BEGIN Stored data
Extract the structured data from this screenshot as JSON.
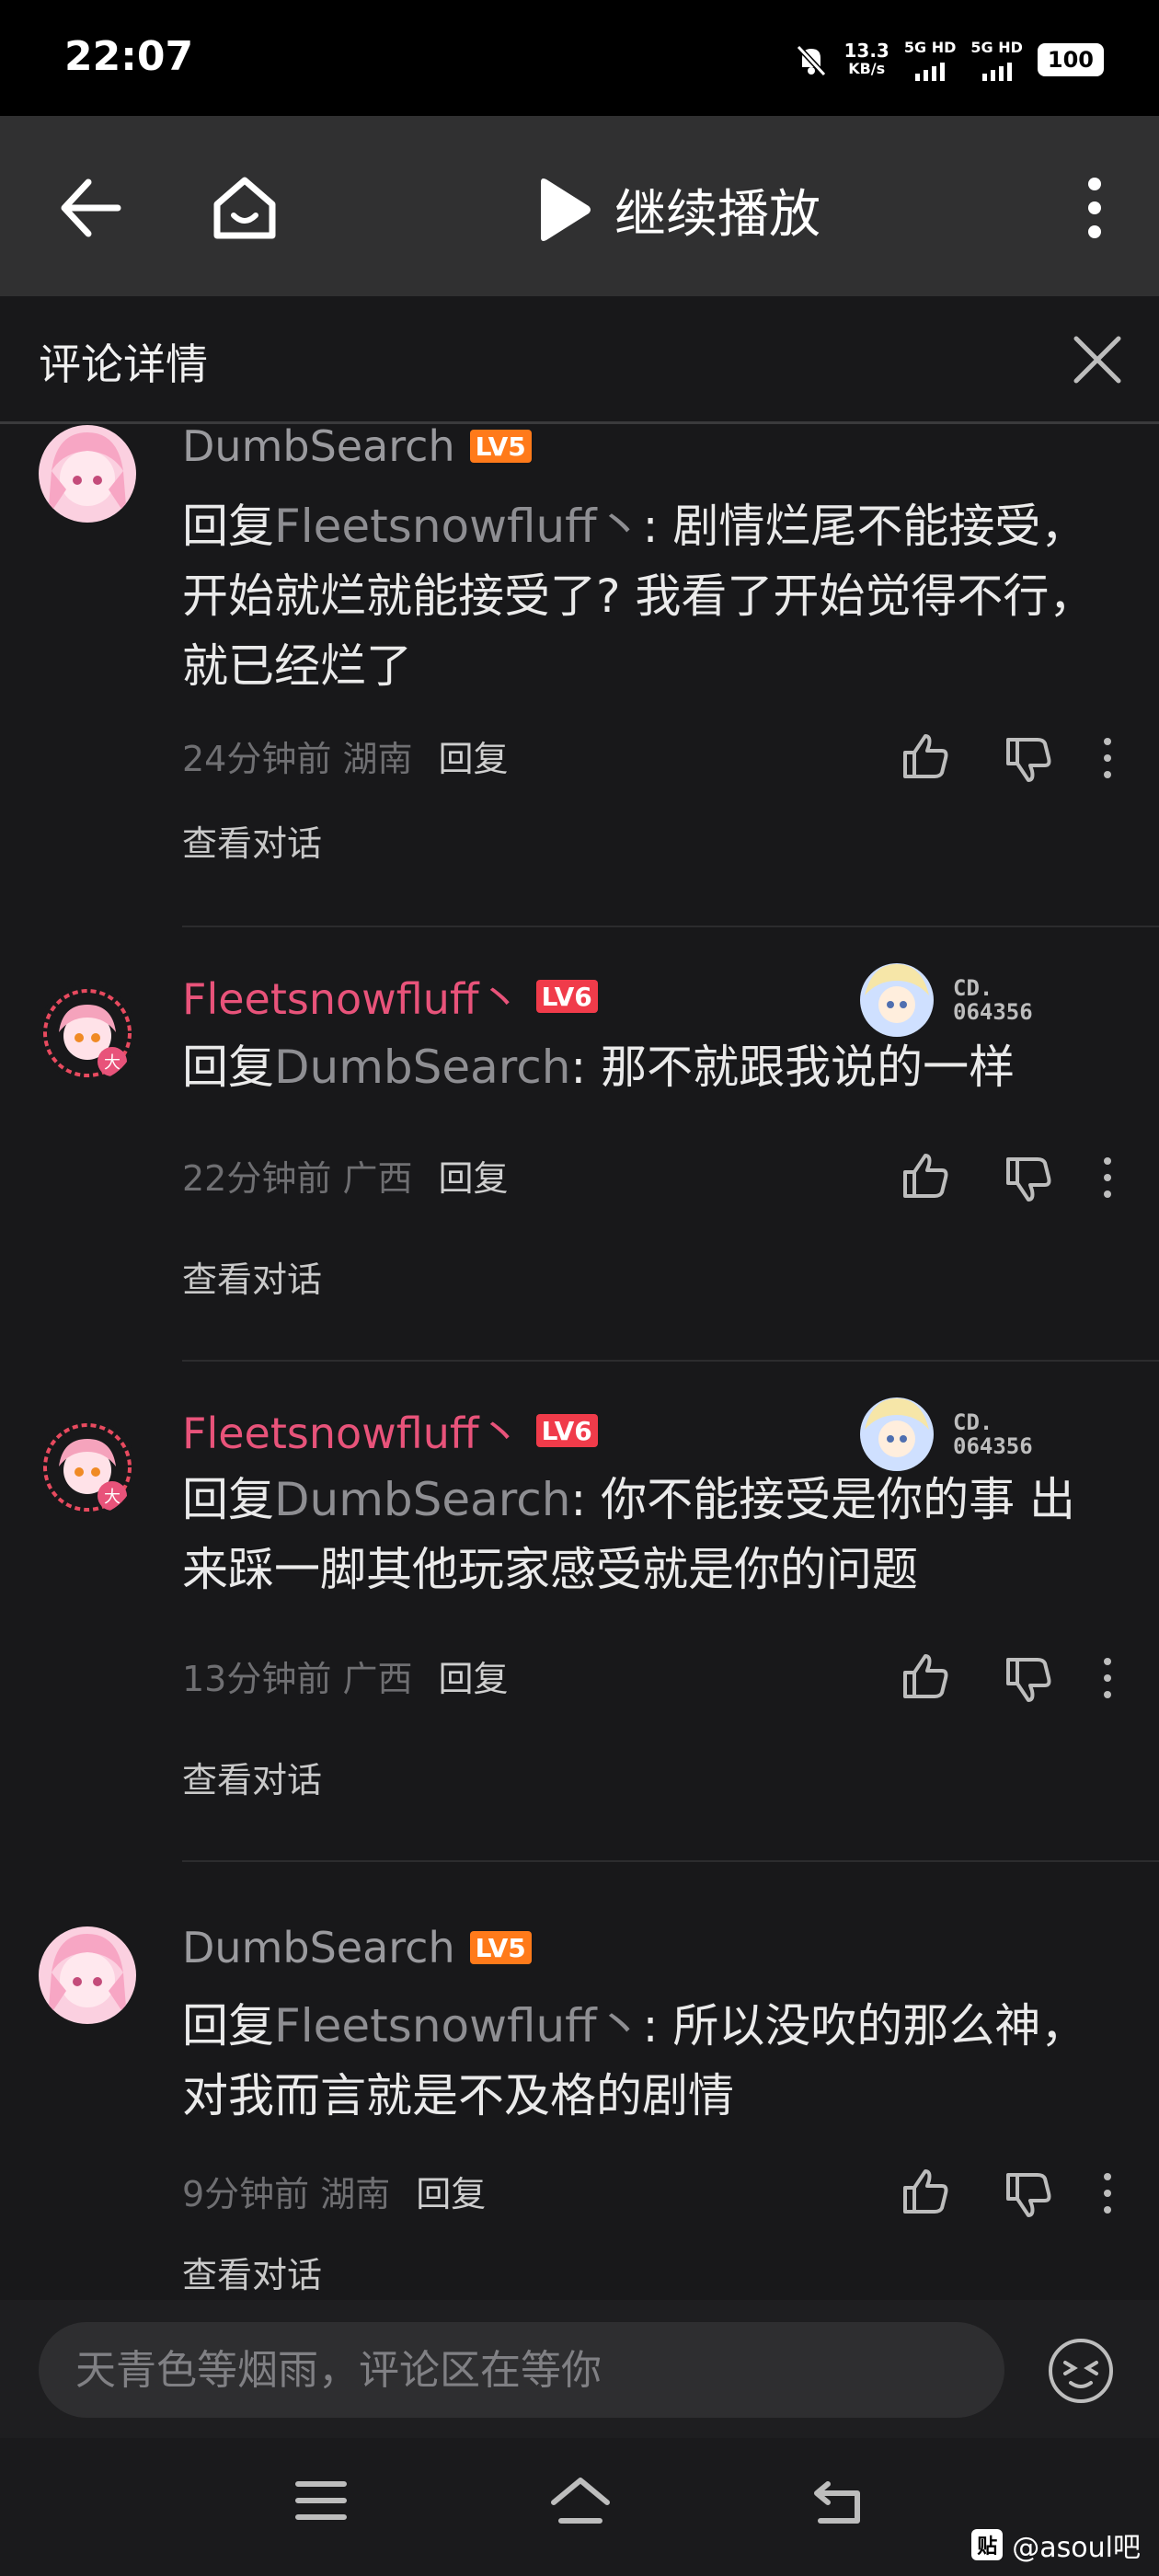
{
  "status_bar": {
    "time": "22:07",
    "speed_value": "13.3",
    "speed_unit": "KB/s",
    "net1": "5G HD",
    "net2": "5G HD",
    "battery": "100"
  },
  "top_bar": {
    "play_label": "继续播放",
    "icons": [
      "back-arrow-icon",
      "home-icon",
      "play-icon",
      "more-vertical-icon"
    ]
  },
  "comment_header": {
    "title": "评论详情"
  },
  "comments": [
    {
      "username": "DumbSearch",
      "level": "LV5",
      "reply_prefix": "回复",
      "reply_to": "Fleetsnowfluff丶",
      "text": ": 剧情烂尾不能接受，开始就烂就能接受了? 我看了开始觉得不行，就已经烂了",
      "time": "24分钟前",
      "location": "湖南",
      "reply_label": "回复",
      "view_conversation": "查看对话"
    },
    {
      "username": "Fleetsnowfluff丶",
      "level": "LV6",
      "badge_line1": "CD.",
      "badge_line2": "064356",
      "reply_prefix": "回复",
      "reply_to": "DumbSearch",
      "text": ": 那不就跟我说的一样",
      "time": "22分钟前",
      "location": "广西",
      "reply_label": "回复",
      "view_conversation": "查看对话"
    },
    {
      "username": "Fleetsnowfluff丶",
      "level": "LV6",
      "badge_line1": "CD.",
      "badge_line2": "064356",
      "reply_prefix": "回复",
      "reply_to": "DumbSearch",
      "text": ": 你不能接受是你的事 出来踩一脚其他玩家感受就是你的问题",
      "time": "13分钟前",
      "location": "广西",
      "reply_label": "回复",
      "view_conversation": "查看对话"
    },
    {
      "username": "DumbSearch",
      "level": "LV5",
      "reply_prefix": "回复",
      "reply_to": "Fleetsnowfluff丶",
      "text": ": 所以没吹的那么神，对我而言就是不及格的剧情",
      "time": "9分钟前",
      "location": "湖南",
      "reply_label": "回复",
      "view_conversation": "查看对话"
    }
  ],
  "input": {
    "placeholder": "天青色等烟雨，评论区在等你"
  },
  "nav_bar": {
    "watermark_icon_text": "贴",
    "watermark_text": "@asoul吧"
  },
  "colors": {
    "accent_pink": "#e8537a",
    "level5": "#ff7a1a",
    "level6": "#f03b4a",
    "background": "#18181a"
  }
}
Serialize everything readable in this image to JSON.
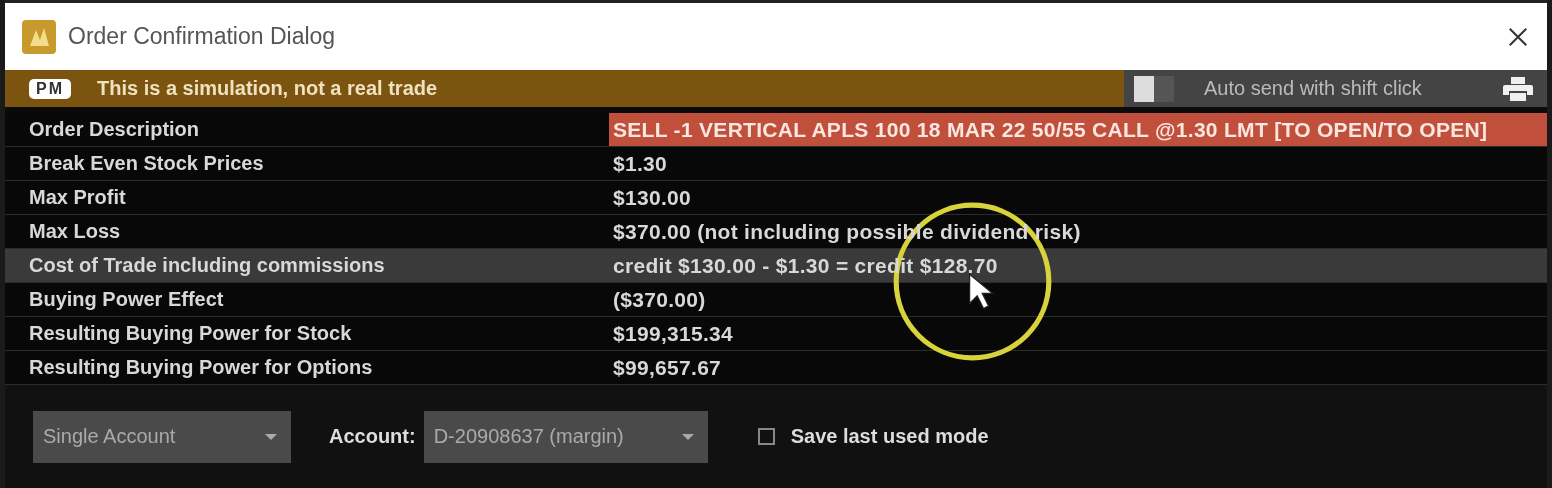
{
  "window": {
    "title": "Order Confirmation Dialog"
  },
  "banner": {
    "badge": "PM",
    "message": "This is a simulation, not a real trade",
    "auto_send": {
      "label": "Auto send with shift click",
      "on": false
    }
  },
  "rows": [
    {
      "label": "Order Description",
      "value": "SELL -1 VERTICAL APLS 100 18 MAR 22 50/55 CALL @1.30 LMT [TO OPEN/TO OPEN]",
      "kind": "alert",
      "highlighted": false
    },
    {
      "label": "Break Even Stock Prices",
      "value": "$1.30",
      "kind": "plain",
      "highlighted": false
    },
    {
      "label": "Max Profit",
      "value": "$130.00",
      "kind": "plain",
      "highlighted": false
    },
    {
      "label": "Max Loss",
      "value": "$370.00 (not including possible dividend risk)",
      "kind": "plain",
      "highlighted": false
    },
    {
      "label": "Cost of Trade including commissions",
      "value": "credit $130.00 - $1.30 = credit $128.70",
      "kind": "plain",
      "highlighted": true
    },
    {
      "label": "Buying Power Effect",
      "value": "($370.00)",
      "kind": "plain",
      "highlighted": false
    },
    {
      "label": "Resulting Buying Power for Stock",
      "value": "$199,315.34",
      "kind": "plain",
      "highlighted": false
    },
    {
      "label": "Resulting Buying Power for Options",
      "value": "$99,657.67",
      "kind": "plain",
      "highlighted": false
    }
  ],
  "footer": {
    "mode": {
      "value": "Single Account"
    },
    "account": {
      "label": "Account:",
      "value": "D-20908637 (margin)"
    },
    "save_mode": {
      "label": "Save last used mode",
      "checked": false
    }
  }
}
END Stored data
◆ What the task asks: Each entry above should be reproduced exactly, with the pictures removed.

◆ Answer box:
Extract the structured data from this screenshot as JSON.
{
  "status_bar": {
    "time": "22:07",
    "speed_value": "13.3",
    "speed_unit": "KB/s",
    "net1": "5G HD",
    "net2": "5G HD",
    "battery": "100"
  },
  "top_bar": {
    "play_label": "继续播放",
    "icons": [
      "back-arrow-icon",
      "home-icon",
      "play-icon",
      "more-vertical-icon"
    ]
  },
  "comment_header": {
    "title": "评论详情"
  },
  "comments": [
    {
      "username": "DumbSearch",
      "level": "LV5",
      "reply_prefix": "回复",
      "reply_to": "Fleetsnowfluff丶",
      "text": ": 剧情烂尾不能接受，开始就烂就能接受了? 我看了开始觉得不行，就已经烂了",
      "time": "24分钟前",
      "location": "湖南",
      "reply_label": "回复",
      "view_conversation": "查看对话"
    },
    {
      "username": "Fleetsnowfluff丶",
      "level": "LV6",
      "badge_line1": "CD.",
      "badge_line2": "064356",
      "reply_prefix": "回复",
      "reply_to": "DumbSearch",
      "text": ": 那不就跟我说的一样",
      "time": "22分钟前",
      "location": "广西",
      "reply_label": "回复",
      "view_conversation": "查看对话"
    },
    {
      "username": "Fleetsnowfluff丶",
      "level": "LV6",
      "badge_line1": "CD.",
      "badge_line2": "064356",
      "reply_prefix": "回复",
      "reply_to": "DumbSearch",
      "text": ": 你不能接受是你的事 出来踩一脚其他玩家感受就是你的问题",
      "time": "13分钟前",
      "location": "广西",
      "reply_label": "回复",
      "view_conversation": "查看对话"
    },
    {
      "username": "DumbSearch",
      "level": "LV5",
      "reply_prefix": "回复",
      "reply_to": "Fleetsnowfluff丶",
      "text": ": 所以没吹的那么神，对我而言就是不及格的剧情",
      "time": "9分钟前",
      "location": "湖南",
      "reply_label": "回复",
      "view_conversation": "查看对话"
    }
  ],
  "input": {
    "placeholder": "天青色等烟雨，评论区在等你"
  },
  "nav_bar": {
    "watermark_icon_text": "贴",
    "watermark_text": "@asoul吧"
  },
  "colors": {
    "accent_pink": "#e8537a",
    "level5": "#ff7a1a",
    "level6": "#f03b4a",
    "background": "#18181a"
  }
}
Serialize everything readable in this image to JSON.
{
  "window": {
    "title": "Order Confirmation Dialog"
  },
  "banner": {
    "badge": "PM",
    "message": "This is a simulation, not a real trade",
    "auto_send": {
      "label": "Auto send with shift click",
      "on": false
    }
  },
  "rows": [
    {
      "label": "Order Description",
      "value": "SELL -1 VERTICAL APLS 100 18 MAR 22 50/55 CALL @1.30 LMT [TO OPEN/TO OPEN]",
      "kind": "alert",
      "highlighted": false
    },
    {
      "label": "Break Even Stock Prices",
      "value": "$1.30",
      "kind": "plain",
      "highlighted": false
    },
    {
      "label": "Max Profit",
      "value": "$130.00",
      "kind": "plain",
      "highlighted": false
    },
    {
      "label": "Max Loss",
      "value": "$370.00 (not including possible dividend risk)",
      "kind": "plain",
      "highlighted": false
    },
    {
      "label": "Cost of Trade including commissions",
      "value": "credit $130.00 - $1.30 = credit $128.70",
      "kind": "plain",
      "highlighted": true
    },
    {
      "label": "Buying Power Effect",
      "value": "($370.00)",
      "kind": "plain",
      "highlighted": false
    },
    {
      "label": "Resulting Buying Power for Stock",
      "value": "$199,315.34",
      "kind": "plain",
      "highlighted": false
    },
    {
      "label": "Resulting Buying Power for Options",
      "value": "$99,657.67",
      "kind": "plain",
      "highlighted": false
    }
  ],
  "footer": {
    "mode": {
      "value": "Single Account"
    },
    "account": {
      "label": "Account:",
      "value": "D-20908637 (margin)"
    },
    "save_mode": {
      "label": "Save last used mode",
      "checked": false
    }
  }
}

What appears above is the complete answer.